And I made it. I finished my novel after 10 months. 9, if you recognize that I took December off.

Yet, here it is, a year later and I’m STILL editing. It sometimes feel like I’ll never be done. Editing is harder to quantify, deciding when you are done is arbitrary. Like recognizing the obscene, you know it when you see it. Or, when you just can’t look at your novel any longer.

I’ve done a lot, I’ve taken a few months off to let beta readers review my work. I’ve tentatively started a sequel twice (although, as I’ve been changing the novel and the ending, the sequel is more of an idea that will need rework than a solid concept at this point.)

In my day job, I’m a programmer, we often start counting at 0. So, my drafts are labelled thus:

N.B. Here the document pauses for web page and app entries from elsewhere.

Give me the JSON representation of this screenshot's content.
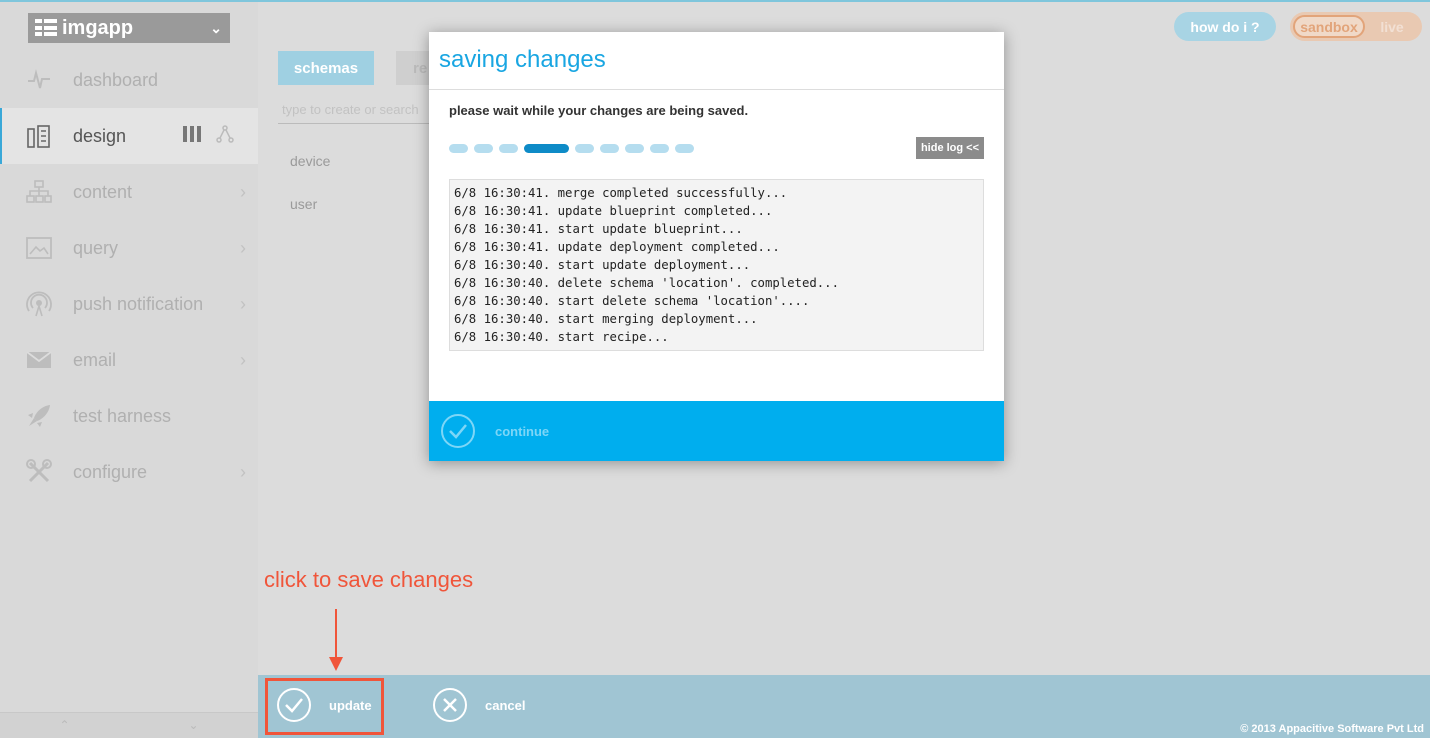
{
  "app": {
    "name": "imgapp"
  },
  "sidebar": {
    "items": [
      {
        "label": "dashboard",
        "icon": "pulse-icon"
      },
      {
        "label": "design",
        "icon": "ruler-icon",
        "active": true
      },
      {
        "label": "content",
        "icon": "sitemap-icon"
      },
      {
        "label": "query",
        "icon": "image-icon"
      },
      {
        "label": "push notification",
        "icon": "broadcast-icon"
      },
      {
        "label": "email",
        "icon": "envelope-icon"
      },
      {
        "label": "test harness",
        "icon": "rocket-icon"
      },
      {
        "label": "configure",
        "icon": "tools-icon"
      }
    ],
    "bottom": {
      "up": "⌃",
      "down": "⌄"
    }
  },
  "main": {
    "tabs": [
      {
        "label": "schemas"
      },
      {
        "label": "re"
      }
    ],
    "search_placeholder": "type to create or search",
    "schemas": [
      "device",
      "user"
    ]
  },
  "topright": {
    "howdoi": "how do i ?",
    "env_active": "sandbox",
    "env_inactive": "live"
  },
  "modal": {
    "title": "saving changes",
    "subtitle": "please wait while your changes are being saved.",
    "hide_log": "hide log <<",
    "progress_step": 4,
    "progress_total": 9,
    "log": [
      "6/8 16:30:41. merge completed successfully...",
      "6/8 16:30:41. update blueprint completed...",
      "6/8 16:30:41. start update blueprint...",
      "6/8 16:30:41. update deployment completed...",
      "6/8 16:30:40. start update deployment...",
      "6/8 16:30:40. delete schema 'location'. completed...",
      "6/8 16:30:40. start delete schema 'location'....",
      "6/8 16:30:40. start merging deployment...",
      "6/8 16:30:40. start recipe..."
    ],
    "continue": "continue"
  },
  "annotation": {
    "text": "click to save changes"
  },
  "bottombar": {
    "update": "update",
    "cancel": "cancel",
    "copyright": "© 2013 Appacitive Software Pvt Ltd"
  },
  "colors": {
    "accent": "#00aeee",
    "annotation": "#f0553a",
    "bar": "#a0c5d3"
  }
}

0 – Rough Draft (1 year and 1 day old)
1 – 1st Draft (I read through and made sure it was coherent.)
2 – 2nd Draft (I added revisions from my 1st round of beta readers, as appropriate. And rewrote the ending.)
3 – 3rd Draft (Major word count cuts, revisions from a new beta reader)

But, my newest beta reader only read the first third of the novel. So, once I finish this revision draft, I’ll be sending back out to willing beta readers, to see what they think of the edits. I imagine there will be a 4th round of edits from there.

And then?

Depends on how large the edits from that are. It will be either time for a copy-editor (sentence structure, punctuation, etc) or time to start submitting the novel to agents and publishers.

bloody keyboard gif

Am I done yet? Now? How about now?!

Q/A : Why Did You Write Demon Marked?

Q/A Wednesday: Where’d You Get Your Idea? Why Did You Write Demon Marked


For me, Demon Marked came to me in a dream. Literally.

Just a few key images that I wrote down when I woke up, years and years ago. I wondered about that world. I wondered how my girl got there. I started to write the story more than twice. It percolated for years.

Finally, I managed to commit to writing and finished the story.

What kept me going? Why did I write Demon Marked?

Simple.

I needed to know what happened.

Who was the man in her dream? How did she get to the cliffs? How would she rescue [REDACTED]?! If I didn’t write it, I would never know what happened.

I’m a plot driven reader and that’s why I write. I try to make sure I have a visual world for my readers, but my imagination is typically more conceptional, or tactile. Sometimes, my story ideas come from wondering “what if…”, sometimes they come from brief images I dream, but always, I write to find out how we get there from here.